Would you restate the full listing word for word and omit its pictures?

------------------------------------------------

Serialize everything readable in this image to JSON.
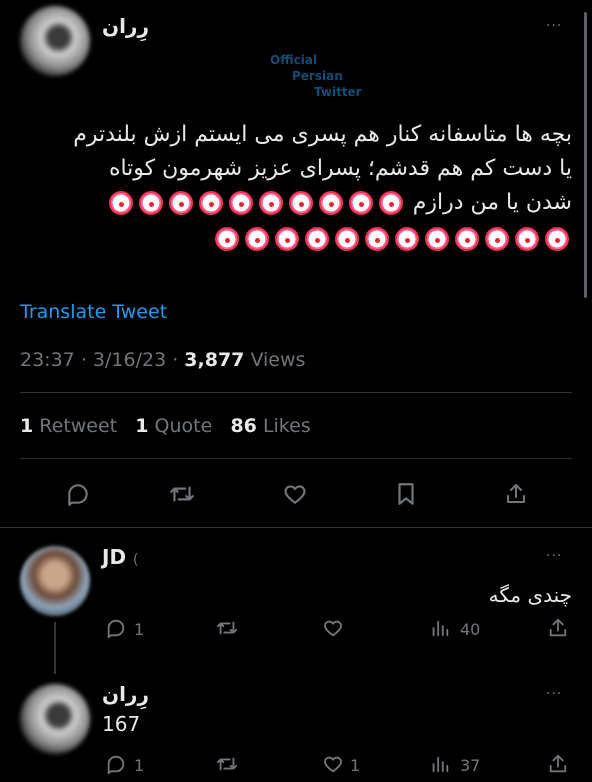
{
  "main_tweet": {
    "author_name": "رِران",
    "more": "···",
    "text_lines": [
      "بچه ها متاسفانه کنار هم پسری می ایستم ازش بلندترم",
      "یا دست کم هم قدشم؛ پسرای عزیز شهرمون کوتاه",
      "شدن یا من درازم"
    ],
    "emoji": "clown-face",
    "emoji_row3_count": 10,
    "emoji_row4_count": 12,
    "translate_label": "Translate Tweet",
    "time": "23:37",
    "date": "3/16/23",
    "views_count": "3,877",
    "views_label": "Views",
    "retweets_count": "1",
    "retweets_label": "Retweet",
    "quotes_count": "1",
    "quotes_label": "Quote",
    "likes_count": "86",
    "likes_label": "Likes",
    "sep": "·"
  },
  "watermark": {
    "line1": "Official",
    "line2": "Persian",
    "line3": "Twitter"
  },
  "replies": [
    {
      "author_name": "JD",
      "text": "چندی مگه",
      "reply_count": "1",
      "like_count": "",
      "views_count": "40"
    },
    {
      "author_name": "رِران",
      "text": "167",
      "reply_count": "1",
      "like_count": "1",
      "views_count": "37"
    }
  ],
  "colors": {
    "background": "#000000",
    "text": "#e7e9ea",
    "muted": "#71767b",
    "link": "#1d9bf0",
    "divider": "#2f3336"
  }
}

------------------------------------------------

◆ REPLY TO THE EXERCISE ◆
Serialize everything readable in this image to JSON.
{
  "main_tweet": {
    "author_name": "رِران",
    "more": "···",
    "text_lines": [
      "بچه ها متاسفانه کنار هم پسری می ایستم ازش بلندترم",
      "یا دست کم هم قدشم؛ پسرای عزیز شهرمون کوتاه",
      "شدن یا من درازم"
    ],
    "emoji": "clown-face",
    "emoji_row3_count": 10,
    "emoji_row4_count": 12,
    "translate_label": "Translate Tweet",
    "time": "23:37",
    "date": "3/16/23",
    "views_count": "3,877",
    "views_label": "Views",
    "retweets_count": "1",
    "retweets_label": "Retweet",
    "quotes_count": "1",
    "quotes_label": "Quote",
    "likes_count": "86",
    "likes_label": "Likes",
    "sep": "·"
  },
  "watermark": {
    "line1": "Official",
    "line2": "Persian",
    "line3": "Twitter"
  },
  "replies": [
    {
      "author_name": "JD",
      "text": "چندی مگه",
      "reply_count": "1",
      "like_count": "",
      "views_count": "40"
    },
    {
      "author_name": "رِران",
      "text": "167",
      "reply_count": "1",
      "like_count": "1",
      "views_count": "37"
    }
  ],
  "colors": {
    "background": "#000000",
    "text": "#e7e9ea",
    "muted": "#71767b",
    "link": "#1d9bf0",
    "divider": "#2f3336"
  }
}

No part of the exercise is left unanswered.